There is no such thing as a silver bullet balancing for Amino Acids in calf milk replacer
Amino acids are certainly the buzz word in ruminant nutrition, and rightly so. Nevertheless, will AA supplementation change the world of calf milk replacers too?
There are two overarching themes in research and ongoing farm trials:
- We are scratching the surface.
- A silver bullet does not exist.
Will Amino Acid supplementation change the world of calf milk replacers too?
In principle, ruminants have a requirement for amino acids rather than crude protein. Can calf milk replacer be supplemented with amino acids to improve growth rates, reduce crude protein levels, and/or reduce total feed costs?
The first complication in milk replacer is finding the amino acid requirement of young calves. Milk phase calves are neither monogastric nor fully functioning ruminants. A model does not currently exist which will accurately predict the AA requirement of pre-weaned calves.
Several studies have tried to establish AA requirements based on growth rates. Drackley et al., 2006 state the base to formulate CMR is whole milk- being ideal for calves, adequate AA profile and a high biological value. Hill et al., 2008 state for daily feeding of 17g of lysine and 5.4g of methionine for calves under the age of five weeks, has been proven to be adequate to supply AA requirements and assure adequate growth rates.
Dairy proteins (whey and skim) are biologically high in essential amino acids. The ability of any milk replacer to provide adequate amounts and profile of essential amino acids for growth depends on the individual protein amino acids profile, the milk replacer processing, and protein digestibility. It is worth bearing in mind high temperatures during drying processing may negatively affect quality.
As this topic is further researched and explored, there is possibly an opportunity to lower CP levels of high-quality powders and supplement AA.
However, there is a danger of producing cheaper powders with poorly digestible proteins that are supplemented with AA. Consideration still needs to be given to digestibility, abomasal emptying and rumen development when choosing raw materials.
The silver bullet does not exist
Many practices will change the face of calf rearing on your farm. Good colostrum management. A vaccination programme for in-calf cows and calves. A comprehensive hygiene protocol amongst others.
What these all have in common is that they are fundamental system practises, not a singular product change. A balanced calf milk replacer, a nutritionally sound starter feed or an electrolyte correcting for acidosis have all been discussed within this focus on calves. These changes will go a long way to fine-tuning and improving calf rearing.
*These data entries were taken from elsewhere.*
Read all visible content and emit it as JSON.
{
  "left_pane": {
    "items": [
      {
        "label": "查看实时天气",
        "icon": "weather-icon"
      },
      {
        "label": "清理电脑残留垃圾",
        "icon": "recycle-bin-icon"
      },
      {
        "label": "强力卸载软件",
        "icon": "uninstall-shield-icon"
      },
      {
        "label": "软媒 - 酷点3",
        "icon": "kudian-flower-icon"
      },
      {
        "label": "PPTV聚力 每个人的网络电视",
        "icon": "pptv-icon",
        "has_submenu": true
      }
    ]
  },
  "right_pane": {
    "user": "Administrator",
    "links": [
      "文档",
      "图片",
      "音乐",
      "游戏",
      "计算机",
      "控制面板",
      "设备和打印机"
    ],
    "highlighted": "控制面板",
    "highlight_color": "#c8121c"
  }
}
However, these, and many other changes will do little without the basics being correct.
At the minute, research around amino acids in milk replacer is promising, so watch this space.
Nonetheless, if someone calls to your farm claiming methionine, lysine or threonine will change your life and does not take a whole system approach…walk away.
A well balanced, high dairy protein content milk replacer should be the first nutritional parameter.
Are AA supplemented, high veg protein, cheap milk replaces in fact, a step in the wrong direction?